School election draws a crowd

Four seats, nine candidates as incumbents jump in at the end

by Tom Coombe
A flurry of final-day filings, including three by incumbents, make for the most competitive school board elections in Ely in nearly a decade.
Longtime chairman Ray Marsnik and fellow board members Rochelle Sjoberg and Tony Colarich all beat Tuesday’s 5 p.m. deadline and entered the race.
Marsnik, who has been chairman for a decade-and-a-half and on the board for 20 years, filed for a two-year seat up for grabs and will face Anthony Bermel in the Nov. 8 election.
Sjoberg, Colarich and incumbent Chad Davis are all on the ballot in the race for three four-year positions on the board, and they’ll be joined on the ballot by Jeremy Engen, Claire High, Mike Scherbing and Jennifer Westlund.
The top three vote-getters in that race will win seats for four years.
The election is in sharp contrast to recent school board races, which have been relatively quiet affiars. In 2020, there were four candidates for three positions while the 2018 election had just three contenders for three seats.
In 2014, the district had nine candidates for three seats.
A two-week filing period started last week and ran through Tuesday, and the filing by the incumbents included some reshuffling.
The positions now held by Marsnik, Sjoberg and Colarich are up for four-year terms, but Marsnik opted to enter the contest for the two-year position.
Davis was appointed to that seat earlier this year after the resignation of Darren Visser, and procedure calls for that position to be on the ballot for the remainder of the term originally won by Visser in 2020.
Marsnik entered the contest for that position, while Davis is pursuing one of the four-year spots.
The heightened interest in the school board positions comes as a $20 million-plus renovation project on the campus, an initiative spurred by voter approval of a referendum two years ago, heads toward completion amid both construction delays and cost overruns.

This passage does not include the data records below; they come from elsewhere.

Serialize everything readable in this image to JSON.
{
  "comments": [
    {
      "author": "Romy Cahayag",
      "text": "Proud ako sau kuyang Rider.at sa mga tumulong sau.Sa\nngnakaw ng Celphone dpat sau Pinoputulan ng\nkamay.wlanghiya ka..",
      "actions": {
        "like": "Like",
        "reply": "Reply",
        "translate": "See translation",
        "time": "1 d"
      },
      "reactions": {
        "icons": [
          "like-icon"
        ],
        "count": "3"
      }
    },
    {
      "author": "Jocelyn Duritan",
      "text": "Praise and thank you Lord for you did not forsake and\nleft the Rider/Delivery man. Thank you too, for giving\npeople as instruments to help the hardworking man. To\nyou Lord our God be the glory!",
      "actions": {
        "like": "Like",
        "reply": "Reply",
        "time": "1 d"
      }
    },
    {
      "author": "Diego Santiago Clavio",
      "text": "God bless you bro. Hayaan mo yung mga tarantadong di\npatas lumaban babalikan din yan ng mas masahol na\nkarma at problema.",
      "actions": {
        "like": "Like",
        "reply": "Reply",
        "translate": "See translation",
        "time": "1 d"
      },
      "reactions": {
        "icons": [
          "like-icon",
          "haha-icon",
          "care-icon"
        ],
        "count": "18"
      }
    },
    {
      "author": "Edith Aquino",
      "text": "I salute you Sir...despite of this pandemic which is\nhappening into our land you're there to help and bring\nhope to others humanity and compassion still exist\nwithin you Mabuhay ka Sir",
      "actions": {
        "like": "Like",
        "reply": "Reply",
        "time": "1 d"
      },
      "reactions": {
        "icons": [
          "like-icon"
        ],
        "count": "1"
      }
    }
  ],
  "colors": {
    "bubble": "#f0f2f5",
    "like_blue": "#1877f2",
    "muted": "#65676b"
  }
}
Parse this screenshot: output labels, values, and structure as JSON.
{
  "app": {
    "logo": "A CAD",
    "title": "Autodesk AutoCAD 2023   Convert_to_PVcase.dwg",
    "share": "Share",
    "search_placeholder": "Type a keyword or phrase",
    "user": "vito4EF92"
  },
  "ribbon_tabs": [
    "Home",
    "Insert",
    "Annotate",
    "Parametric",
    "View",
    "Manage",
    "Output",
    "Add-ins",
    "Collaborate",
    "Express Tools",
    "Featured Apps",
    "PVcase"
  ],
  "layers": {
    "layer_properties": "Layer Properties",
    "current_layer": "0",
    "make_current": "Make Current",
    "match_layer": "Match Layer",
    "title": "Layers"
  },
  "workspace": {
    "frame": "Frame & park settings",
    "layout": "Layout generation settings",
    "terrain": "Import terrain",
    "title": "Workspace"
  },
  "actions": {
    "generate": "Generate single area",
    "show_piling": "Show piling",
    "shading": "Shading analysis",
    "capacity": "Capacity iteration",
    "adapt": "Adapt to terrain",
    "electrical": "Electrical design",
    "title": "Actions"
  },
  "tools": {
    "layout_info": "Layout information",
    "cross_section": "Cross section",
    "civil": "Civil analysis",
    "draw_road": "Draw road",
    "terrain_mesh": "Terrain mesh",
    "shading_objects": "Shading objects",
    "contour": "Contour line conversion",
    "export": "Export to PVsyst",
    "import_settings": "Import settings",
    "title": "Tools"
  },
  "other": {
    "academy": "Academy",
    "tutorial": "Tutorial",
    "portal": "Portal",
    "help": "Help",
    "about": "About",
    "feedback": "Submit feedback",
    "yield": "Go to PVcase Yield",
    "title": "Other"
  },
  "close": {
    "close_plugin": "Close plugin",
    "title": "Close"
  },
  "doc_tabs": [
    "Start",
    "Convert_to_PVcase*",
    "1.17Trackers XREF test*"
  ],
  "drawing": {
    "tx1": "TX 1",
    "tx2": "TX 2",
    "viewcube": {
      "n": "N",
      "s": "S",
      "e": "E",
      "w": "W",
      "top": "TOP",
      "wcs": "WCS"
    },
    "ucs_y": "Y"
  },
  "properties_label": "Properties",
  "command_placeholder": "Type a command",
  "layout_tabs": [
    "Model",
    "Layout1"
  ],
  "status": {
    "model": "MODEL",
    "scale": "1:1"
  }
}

The district also faced considerable discord during the 2021-22 school year, including a mask mandate that generated significant public pushback, a sharp drop in student enrollment, and the midyear resignation of former superintendent Erik Erie.